▶ [Problem statement]:
Go through the records and show each line where the word "heading" occurs.

[Dataset excerpts]
--------------------------------------------------

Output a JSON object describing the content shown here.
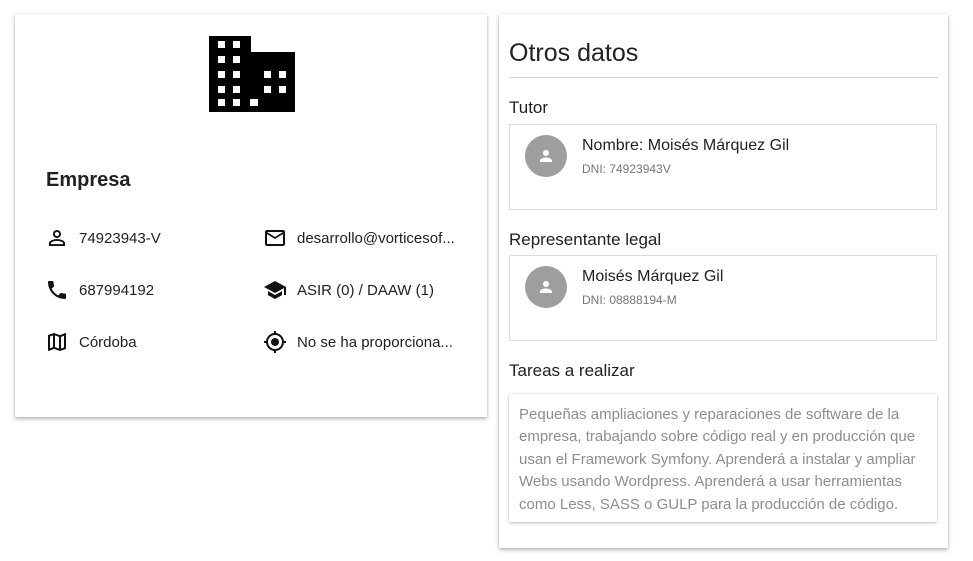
{
  "company": {
    "title": "Empresa",
    "icon": "office-building-icon",
    "dni": "74923943-V",
    "email": "desarrollo@vorticesof...",
    "phone": "687994192",
    "courses": "ASIR (0) / DAAW (1)",
    "city": "Córdoba",
    "location": "No se ha proporciona..."
  },
  "other": {
    "title": "Otros datos",
    "tutor": {
      "heading": "Tutor",
      "name": "Nombre: Moisés Márquez Gil",
      "dni": "DNI: 74923943V"
    },
    "legal": {
      "heading": "Representante legal",
      "name": "Moisés Márquez Gil",
      "dni": "DNI: 08888194-M"
    },
    "tasks": {
      "heading": "Tareas a realizar",
      "text": "Pequeñas ampliaciones y reparaciones de software de la empresa, trabajando sobre código real y en producción que usan el Framework Symfony. Aprenderá a instalar y ampliar Webs usando Wordpress. Aprenderá a usar herramientas como Less, SASS o GULP para la producción de código."
    }
  },
  "colors": {
    "icon": "#111111",
    "avatar": "#9e9e9e",
    "muted": "#8d8d8d"
  }
}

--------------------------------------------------

▶ [The answer]:
      "heading": "Tutor",
      "heading": "Representante legal",
      "heading": "Tareas a realizar",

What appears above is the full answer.